Our excitement for Goldfrapp’s seventh LP, Silver Eye, skyrocketed after listening to its hypnotic lead single, “Anymore.” Pulsating and synthy—and with a high-fashion music video to boot— it signals a edgy new direction for singer-keyboardist Alison Goldfrapp.
Crawl Space by Tei Shi
This is the first full-length album from Buenos Aires-born, NYC-based singer and songwriter, Tei Shi. (You know her as the artist behind the 2015 song Bassically—that sultry, club-ready song Grimes called “one of the best pop songs of 2050.”) Get a taste for all the electro-pop hits you can expect on the album by checking out a preview here.
Heartworms by The Shins
The Shins haven’t dropped an album since 2012, so it’s understandable why the music world is kind of freaking out over the upcoming release of Heartworms. What we know about the band’s fifth studio album: it’s partly inspired by Shins’ leader James Mercer’s two young daughters, and it explores “traditional pop themes.”
"Fire at Sea" (Fuocoammare)
Hundreds of thousands of migrants have landed in the Mediterranean island of Lampedusa in recent decades—the subject of director Gianfranco Rosi’s powerful, life-affirming new documentary, —the first nonfiction film to ever win top prize at both the Venice Film Festival and the Berlin International Film Festival. Chronicling the refugee crisis through the eyes of the families who inhabit the island, the film employs careful use of drama and gentle humor to depict the ongoing crisis.

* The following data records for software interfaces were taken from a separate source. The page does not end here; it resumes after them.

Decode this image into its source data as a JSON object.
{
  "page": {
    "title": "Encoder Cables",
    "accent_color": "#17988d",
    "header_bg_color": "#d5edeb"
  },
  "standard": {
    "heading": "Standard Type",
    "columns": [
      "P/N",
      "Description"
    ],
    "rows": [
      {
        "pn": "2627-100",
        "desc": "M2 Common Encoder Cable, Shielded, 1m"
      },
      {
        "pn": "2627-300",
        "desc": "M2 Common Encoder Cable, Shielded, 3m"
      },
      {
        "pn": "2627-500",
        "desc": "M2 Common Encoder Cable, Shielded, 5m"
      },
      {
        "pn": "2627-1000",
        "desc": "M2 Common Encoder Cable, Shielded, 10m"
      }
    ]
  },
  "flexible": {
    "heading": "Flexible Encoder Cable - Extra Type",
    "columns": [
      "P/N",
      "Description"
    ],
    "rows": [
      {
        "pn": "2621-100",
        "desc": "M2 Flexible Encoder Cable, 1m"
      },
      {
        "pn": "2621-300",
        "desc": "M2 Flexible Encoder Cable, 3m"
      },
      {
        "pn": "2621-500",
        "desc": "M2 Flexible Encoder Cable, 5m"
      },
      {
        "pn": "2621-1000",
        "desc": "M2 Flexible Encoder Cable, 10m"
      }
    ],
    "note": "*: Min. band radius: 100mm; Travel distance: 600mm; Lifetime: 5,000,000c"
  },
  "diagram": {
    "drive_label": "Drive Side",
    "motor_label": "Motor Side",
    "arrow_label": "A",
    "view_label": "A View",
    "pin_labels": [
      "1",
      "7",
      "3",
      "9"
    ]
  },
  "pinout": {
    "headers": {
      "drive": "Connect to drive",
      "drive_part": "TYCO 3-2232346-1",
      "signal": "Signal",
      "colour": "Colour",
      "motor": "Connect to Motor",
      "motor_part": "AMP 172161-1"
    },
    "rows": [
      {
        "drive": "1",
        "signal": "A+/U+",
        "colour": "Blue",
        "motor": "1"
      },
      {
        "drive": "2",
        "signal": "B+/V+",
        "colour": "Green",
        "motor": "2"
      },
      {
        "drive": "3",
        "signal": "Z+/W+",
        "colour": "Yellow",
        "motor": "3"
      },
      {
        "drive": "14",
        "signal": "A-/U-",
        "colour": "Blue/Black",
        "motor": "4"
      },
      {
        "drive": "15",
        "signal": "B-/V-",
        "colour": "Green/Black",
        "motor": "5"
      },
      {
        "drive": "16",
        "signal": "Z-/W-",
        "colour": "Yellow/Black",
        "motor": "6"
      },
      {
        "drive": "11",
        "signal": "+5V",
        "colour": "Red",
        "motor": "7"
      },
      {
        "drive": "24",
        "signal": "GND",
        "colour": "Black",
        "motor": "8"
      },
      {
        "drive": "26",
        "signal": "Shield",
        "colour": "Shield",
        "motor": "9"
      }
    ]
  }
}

"20th Century Women"
Director Mike Mills’s "20th Century Women" is a heartfelt coming-of-age tale set amid the cultural shifts of late 1970s California. Annette Benning plays Dorothea, a tough-willed, Birkenstock-wearing single mother who enlists the help of a rebellious high schooler (Elle Fanning), and a twenty-four year old photographer and punk music enthusiast (Greta Gerwig) to raise her adolescent son. Watch it for its strong female performances, gorgeous coastal photography, and one of the most awkward family dinner scenes we’ve ever seen.
Director Paul Verhoeven (Basic Instinct, Turkish Delight) is considered one of the most provocative and controversial filmmakers of his generation. His latest release, Elle, centers on a high-powered female CEO (Isabelle Huppert) who seeks revenge after being raped. Thrilling and twisted, this one will have you on the edge of your seat.
Music lovers, this one’s for you. The cool new podcast interviews popular contemporary artists (think: Solange Knowles, James Vincent McMorrow) about the process behind one of their hit songs. You’ll learn what inspired the tune, the real meaning of the lyrics, how it was mixed, and much more. For your first listen, tune into Nicholas Britell, the Oscar-winning composer behind "Moonlight," talk about the film’s score.
You don’t have to be a lawyer to geek out over More Perfect, Radiolab’s new podcast about the rarefied world of the United States Supreme Court. Each episode features a different Supreme Court case—on rulings ranging from marriages to elections—but instead of diving into the arcane details of the case, the focus is on the minds of the Supreme Court justices. You’ll get the dish on political clashes and ideological feuds between the justices—plus, the inside scoop on one case that pushed a Supreme Court justice to a nervous breakdown.
A scripted series with a star-studded voice cast, Homecoming is taking podcasts to a whole new level. It’s described as “an enigmatic collage of telephone calls, therapy sessions, and overheard conversations,” and centers around a caseworker (Catherine Keener) at an “experimental facility” and her boss (David Schwimmer) as they try to reacclimatize recently-returned U.S. soldiers. Listen to a trailer of the innovative new series here.